According to estimates by the Tax Policy Center, about 90% of Americans will be eligible to receive full or partial payments for coronavirus relief checks.

Here are 5 questions and answers.

From TheHill

How big will the checks be?

For individuals making less than $75,000 and married couples making less than $150,000, the checks will be $1,200 per adult and $500 per child under the age of 17. Those amounts phase out for taxpayers above the income thresholds, eventually zeroing out for individuals making more than $99,000 and married couples with no children making more than $198,000.

The original proposal from Senate Republicans would have phased in the check amounts, meaning some low-income households would not have qualified and others would have received a reduced amount. But the phase-in was not included in the final agreement, so low-income families are eligible to receive the maximum amount.

Who is eligible to receive a payment, and how is income calculated?

Most Americans qualify unless their income is too high, even if they don’t have any tax liability.

The phase-out of the check amount is based on adjusted gross income, which includes income from wages, investments, and retirement benefits and distributions.

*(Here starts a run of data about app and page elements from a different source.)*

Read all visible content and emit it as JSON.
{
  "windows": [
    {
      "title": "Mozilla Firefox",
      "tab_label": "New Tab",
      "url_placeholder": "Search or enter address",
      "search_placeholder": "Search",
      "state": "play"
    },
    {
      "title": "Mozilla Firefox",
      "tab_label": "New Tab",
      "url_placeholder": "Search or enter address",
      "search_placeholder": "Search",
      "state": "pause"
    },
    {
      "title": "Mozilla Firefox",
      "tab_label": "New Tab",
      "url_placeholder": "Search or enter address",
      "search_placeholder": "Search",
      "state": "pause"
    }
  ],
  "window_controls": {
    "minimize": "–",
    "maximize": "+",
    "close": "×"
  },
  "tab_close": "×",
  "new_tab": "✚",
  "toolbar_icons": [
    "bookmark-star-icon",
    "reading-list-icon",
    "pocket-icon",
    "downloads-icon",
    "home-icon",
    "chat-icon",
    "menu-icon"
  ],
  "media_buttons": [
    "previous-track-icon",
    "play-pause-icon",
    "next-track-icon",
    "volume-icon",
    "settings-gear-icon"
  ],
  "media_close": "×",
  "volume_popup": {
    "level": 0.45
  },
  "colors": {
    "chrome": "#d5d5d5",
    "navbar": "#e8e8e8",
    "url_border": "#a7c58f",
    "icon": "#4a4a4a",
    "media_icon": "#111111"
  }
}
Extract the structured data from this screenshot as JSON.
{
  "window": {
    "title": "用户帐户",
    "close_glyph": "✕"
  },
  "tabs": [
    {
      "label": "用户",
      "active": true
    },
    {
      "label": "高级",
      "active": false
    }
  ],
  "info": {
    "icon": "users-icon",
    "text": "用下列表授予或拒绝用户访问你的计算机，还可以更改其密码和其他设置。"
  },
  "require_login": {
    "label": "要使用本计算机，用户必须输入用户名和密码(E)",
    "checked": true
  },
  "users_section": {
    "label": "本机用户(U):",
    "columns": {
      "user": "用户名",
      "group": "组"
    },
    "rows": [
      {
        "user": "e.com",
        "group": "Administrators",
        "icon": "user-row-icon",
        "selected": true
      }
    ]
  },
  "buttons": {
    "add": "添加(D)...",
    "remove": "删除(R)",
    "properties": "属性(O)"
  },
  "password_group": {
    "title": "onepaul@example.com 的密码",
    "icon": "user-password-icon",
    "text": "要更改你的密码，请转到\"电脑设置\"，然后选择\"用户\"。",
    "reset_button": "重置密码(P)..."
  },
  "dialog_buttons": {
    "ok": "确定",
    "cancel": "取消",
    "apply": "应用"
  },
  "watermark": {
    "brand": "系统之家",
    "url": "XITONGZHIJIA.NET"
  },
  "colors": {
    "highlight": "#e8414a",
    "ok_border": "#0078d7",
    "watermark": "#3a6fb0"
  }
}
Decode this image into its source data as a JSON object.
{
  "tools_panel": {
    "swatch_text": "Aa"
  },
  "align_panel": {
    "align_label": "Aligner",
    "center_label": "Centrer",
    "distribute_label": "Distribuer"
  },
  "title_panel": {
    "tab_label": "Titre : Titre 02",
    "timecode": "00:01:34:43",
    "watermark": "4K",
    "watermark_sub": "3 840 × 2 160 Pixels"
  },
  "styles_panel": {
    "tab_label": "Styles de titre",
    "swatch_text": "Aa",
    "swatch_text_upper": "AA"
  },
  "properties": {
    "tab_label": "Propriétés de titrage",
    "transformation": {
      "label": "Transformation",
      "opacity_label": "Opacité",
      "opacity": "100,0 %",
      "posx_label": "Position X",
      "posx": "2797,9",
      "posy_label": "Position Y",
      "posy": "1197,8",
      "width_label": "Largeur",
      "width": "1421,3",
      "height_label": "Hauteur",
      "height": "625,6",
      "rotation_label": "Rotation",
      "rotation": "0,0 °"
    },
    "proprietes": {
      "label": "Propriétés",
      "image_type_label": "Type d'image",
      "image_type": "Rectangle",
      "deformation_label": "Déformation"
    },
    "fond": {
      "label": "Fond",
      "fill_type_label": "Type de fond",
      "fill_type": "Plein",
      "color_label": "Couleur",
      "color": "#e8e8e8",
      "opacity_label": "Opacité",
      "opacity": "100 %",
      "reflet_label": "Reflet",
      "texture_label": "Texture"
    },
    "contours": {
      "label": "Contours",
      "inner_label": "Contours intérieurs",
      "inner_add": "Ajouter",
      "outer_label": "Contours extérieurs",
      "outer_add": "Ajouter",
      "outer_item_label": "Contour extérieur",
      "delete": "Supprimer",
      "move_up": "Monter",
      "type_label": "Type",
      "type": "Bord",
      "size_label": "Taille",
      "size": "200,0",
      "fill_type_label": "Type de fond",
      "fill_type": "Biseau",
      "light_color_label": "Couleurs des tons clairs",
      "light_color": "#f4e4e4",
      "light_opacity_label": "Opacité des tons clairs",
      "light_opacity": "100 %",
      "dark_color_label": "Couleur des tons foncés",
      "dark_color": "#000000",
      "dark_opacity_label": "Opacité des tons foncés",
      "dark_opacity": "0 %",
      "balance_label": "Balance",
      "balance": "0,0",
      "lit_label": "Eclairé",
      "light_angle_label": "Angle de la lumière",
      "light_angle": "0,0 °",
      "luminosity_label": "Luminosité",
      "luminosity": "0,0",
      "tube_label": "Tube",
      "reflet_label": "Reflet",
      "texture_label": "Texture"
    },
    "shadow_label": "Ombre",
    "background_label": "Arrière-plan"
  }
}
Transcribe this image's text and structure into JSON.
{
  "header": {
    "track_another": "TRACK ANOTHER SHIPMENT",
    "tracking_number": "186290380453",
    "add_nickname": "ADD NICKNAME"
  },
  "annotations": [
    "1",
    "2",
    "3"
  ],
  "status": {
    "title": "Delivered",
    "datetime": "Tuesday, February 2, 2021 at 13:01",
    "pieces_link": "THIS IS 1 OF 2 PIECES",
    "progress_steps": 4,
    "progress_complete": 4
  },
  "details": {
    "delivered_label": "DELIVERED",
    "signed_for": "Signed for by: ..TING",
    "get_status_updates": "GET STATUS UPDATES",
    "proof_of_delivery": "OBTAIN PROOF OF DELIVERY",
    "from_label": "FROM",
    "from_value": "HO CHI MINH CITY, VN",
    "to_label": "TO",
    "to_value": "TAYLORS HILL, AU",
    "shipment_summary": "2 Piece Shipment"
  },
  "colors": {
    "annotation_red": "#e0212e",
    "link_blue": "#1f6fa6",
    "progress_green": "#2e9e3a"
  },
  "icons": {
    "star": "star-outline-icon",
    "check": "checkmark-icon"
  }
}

Income amounts for the payments made this year are based on 2019 tax returns, or 2018 tax returns for people who haven’t filed their 2019 return yet. For those who haven’t filed a tax return in either year, the IRS can look at income information in Social Security benefit and Railroad Retirement benefit statements to determine eligibility.

The payments are essentially an advance on a credit against 2020 taxes. People who receive advance payments based on their 2018 or 2019 income but qualify for a bigger credit amount based on their income this year will receive the remainder of the credit amount to which they are entitled when they file their 2020 tax returns next year.

Recipients will not have to pay any money back to the government if their 2020 income is greater than their income in previous years, according to a Republican aide for the Senate Finance Committee.

Who is not eligible?

People who don’t have a Social Security number, nonresident aliens, and estates and trusts are not eligible. Additionally, a household would not receive money for an adult dependent, such as an elderly relative or an adult child with disabilities.

How will the money be sent?

The Treasury Department and the IRS would be responsible for distributing the money. The IRS can disburse rebates to people electronically to accounts authorized for tax refunds or other federal payments on or after Jan. 1, 2018.

Otherwise, recipients will likely receive their check in the mail. The Finance Committee aide said the IRS is looking to see if they can deliver the money through debit cards mailed to people instead of paper checks, which would get the funds to people faster.

The legislation directs the Treasury Department to work with the Social Security Administration and other agencies to conduct a public awareness campaign about the checks.